▶ [Brief]: Take the data below and filter it for lines containing the word "label"; show each line found.

Data records:
================================

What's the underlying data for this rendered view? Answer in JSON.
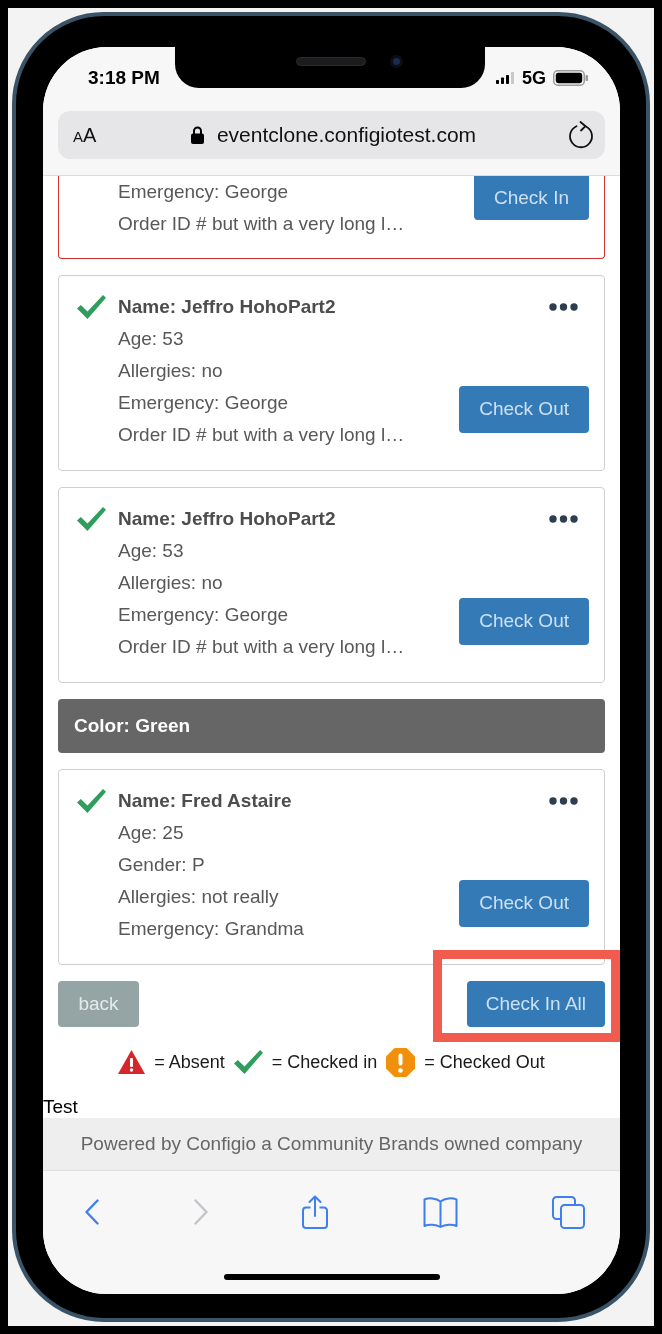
{
  "status_bar": {
    "time": "3:18 PM",
    "network": "5G"
  },
  "address_bar": {
    "text_size_button": "AA",
    "url": "eventclone.configiotest.com"
  },
  "list": [
    {
      "kind": "card",
      "flagged": true,
      "checked_in": false,
      "lines": [
        "Emergency: George",
        "Order ID # but with a very long l…"
      ],
      "button": "Check In"
    },
    {
      "kind": "card",
      "flagged": false,
      "checked_in": true,
      "name": "Name: Jeffro HohoPart2",
      "lines": [
        "Age: 53",
        "Allergies: no",
        "Emergency: George",
        "Order ID # but with a very long l…"
      ],
      "button": "Check Out"
    },
    {
      "kind": "card",
      "flagged": false,
      "checked_in": true,
      "name": "Name: Jeffro HohoPart2",
      "lines": [
        "Age: 53",
        "Allergies: no",
        "Emergency: George",
        "Order ID # but with a very long l…"
      ],
      "button": "Check Out"
    },
    {
      "kind": "group_header",
      "label": "Color: Green"
    },
    {
      "kind": "card",
      "flagged": false,
      "checked_in": true,
      "name": "Name: Fred Astaire",
      "lines": [
        "Age: 25",
        "Gender: P",
        "Allergies: not really",
        "Emergency: Grandma"
      ],
      "button": "Check Out"
    }
  ],
  "actions": [
    {
      "kind": "secondary",
      "label": "back",
      "highlighted": false
    },
    {
      "kind": "primary",
      "label": "Check In All",
      "highlighted": true
    }
  ],
  "legend": [
    {
      "kind": "absent",
      "label": "= Absent"
    },
    {
      "kind": "checked_in",
      "label": "= Checked in"
    },
    {
      "kind": "checked_out",
      "label": "= Checked Out"
    }
  ],
  "test_text": "Test",
  "footer": "Powered by Configio a Community Brands owned company",
  "toolbar": [
    {
      "kind": "back",
      "disabled": false
    },
    {
      "kind": "forward",
      "disabled": true
    },
    {
      "kind": "share",
      "disabled": false
    },
    {
      "kind": "bookmarks",
      "disabled": false
    },
    {
      "kind": "tabs",
      "disabled": false
    }
  ]
}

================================

▶ [Solution for this exercise]:
      "label": "Color: Green"
      "label": "back",
      "label": "Check In All",
      "label": "= Absent"
      "label": "= Checked in"
      "label": "= Checked Out"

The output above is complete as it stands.